# When You Can't Count On Your Numbers

JavaScript has a single number type: IEEE 754 Double Precision floating point. Having a single number type is one of JavaScript's best features. Multiple number types can be a source of complexity, confusion, and error. A single type is simplifying and stabilizing.

Unfortunately, a binary floating point type has some significant disadvantages. The worst is that it cannot accurately represent decimal fractions, which is a big problem because humanity has been doing commerce in decimals for a long, long time. There would be advantages to switching to a binary-based number system, but that is not going to happen. As a consequence, `0.1 + 0.2 === 0.3`

is `false`

, which is the source of a lot of confusion.

When working with floating point numbers, it is important to understand the limitations and program defensively. For example, the Associative Law does not hold. `(((a + b) + c) + d)`

is not guaranteed to produce the same result as `((a + b) + (c + d))`

.

Let's demonstrate this. We'll start with a `partial_reduce`

function. We pass it an array and a function, and it returns in array containing the results of calling the function on pairs of elements. This sort of thing might be popular in the future to take advantage of parallelism because work on each of the pairs could happen simultaneously.

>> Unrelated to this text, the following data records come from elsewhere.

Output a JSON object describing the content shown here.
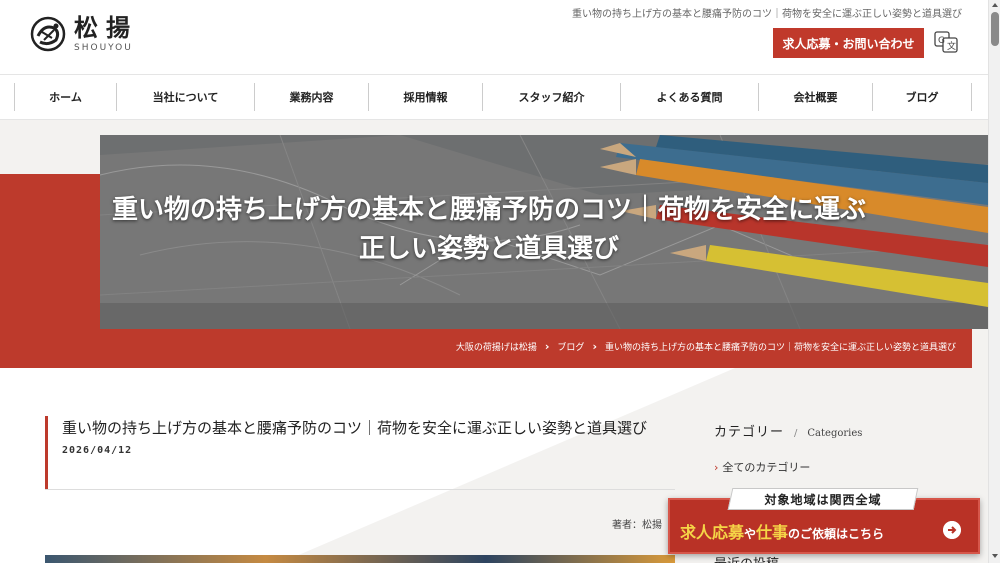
{
  "header": {
    "logo_name": "松揚",
    "logo_sub": "SHOUYOU",
    "top_title": "重い物の持ち上げ方の基本と腰痛予防のコツ｜荷物を安全に運ぶ正しい姿勢と道具選び",
    "cta_label": "求人応募・お問い合わせ",
    "translate_icon": "translate-icon"
  },
  "nav": {
    "items": [
      {
        "label": "ホーム"
      },
      {
        "label": "当社について"
      },
      {
        "label": "業務内容"
      },
      {
        "label": "採用情報"
      },
      {
        "label": "スタッフ紹介"
      },
      {
        "label": "よくある質問"
      },
      {
        "label": "会社概要"
      },
      {
        "label": "ブログ"
      }
    ]
  },
  "hero": {
    "title": "重い物の持ち上げ方の基本と腰痛予防のコツ｜荷物を安全に運ぶ正しい姿勢と道具選び",
    "breadcrumb": [
      "大阪の荷揚げは松揚",
      "ブログ",
      "重い物の持ち上げ方の基本と腰痛予防のコツ｜荷物を安全に運ぶ正しい姿勢と道具選び"
    ]
  },
  "article": {
    "title": "重い物の持ち上げ方の基本と腰痛予防のコツ｜荷物を安全に運ぶ正しい姿勢と道具選び",
    "date": "2026/04/12",
    "author_label": "著者：松揚"
  },
  "sidebar": {
    "heading_ja": "カテゴリー",
    "heading_sep": "/",
    "heading_en": "Categories",
    "all_categories": "全てのカテゴリー",
    "latest_label": "最近の投稿"
  },
  "banner": {
    "tab": "対象地域は関西全域",
    "part1": "求人応募",
    "part2": "や",
    "part3": "仕事",
    "part4": "のご依頼はこちら"
  },
  "colors": {
    "accent": "#bd3a2c",
    "banner_yellow": "#f5d547"
  }
}
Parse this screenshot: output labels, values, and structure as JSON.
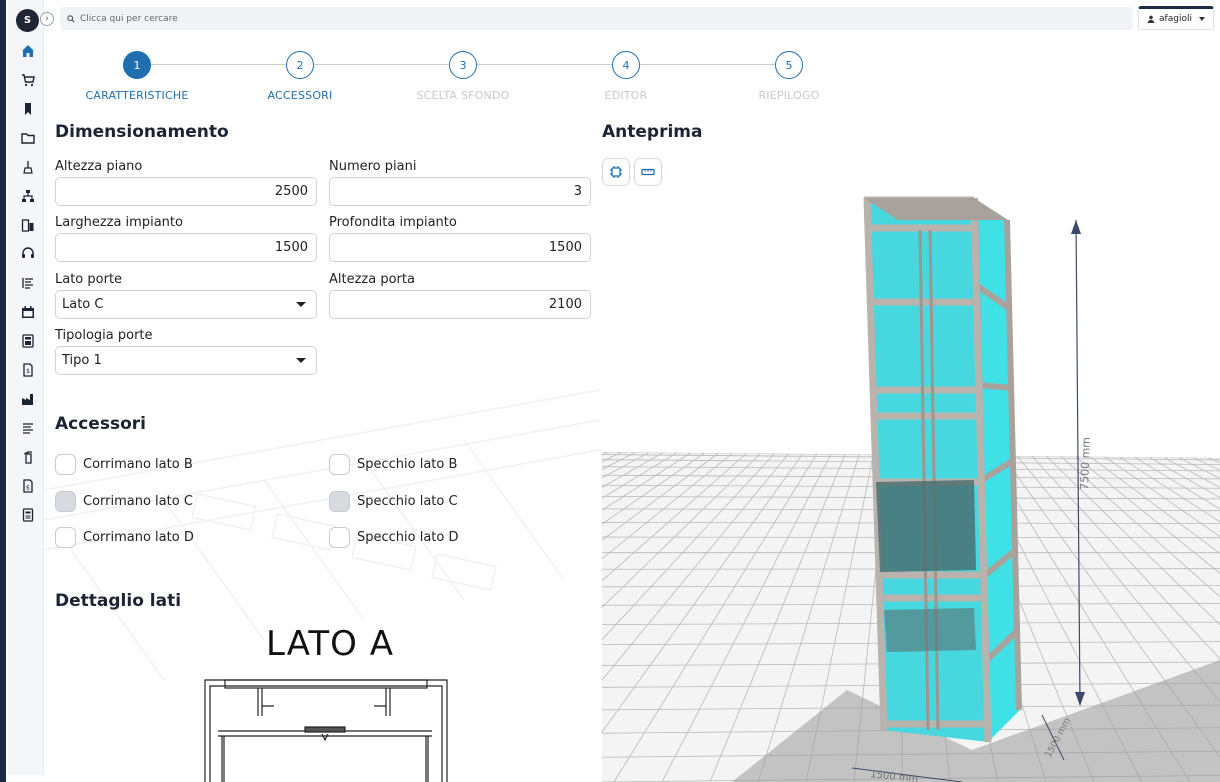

var partial_reduce = function (array, func) { var i, result = [], x = array.length - 1; for (i = 0; i < x; i += 2) { result.push(func(array[i], array[i + 1])); } if (i === x) { result.push(array[i]); } return result; };

We can then write an `add`

function and a `totalizer`

function that works by looping over `partial_reduce`

until it produces a single value.

var add = function (a, b) { return a + b; }; var totalizer = function (array) { while (array.length > 1) { array = partial_reduce(array, add); } return array[0]; };

If I make an `array`

containing 10000 elements all set to `0.01`

, then `totalizer(array)`

produces `100`

, which is good.

Now let's try totaling the same `array`

the old fashioned, sequential way. `array.reduce(add, 0)`

produces `100.00000000001425`

which is close, but no cigar. Every floating point operation can potentially accumulate some noise. The order in which you perform the operations can have an impact on the amount of noise you get.

There is work on a decimal flavor of IEEE 754, and we looked at incorporating it into the next edition of ECMAScript. Unfortunately, adding a second number type to a language having only one can do a lot of violence to the language, so we deferred consideration of the decimal type to a future edition. Also, the proposed decimal type is extremely slow in execution, and to my eye is much too complicated in its specification.

Note: The `reduce`

method will appear in the next edition.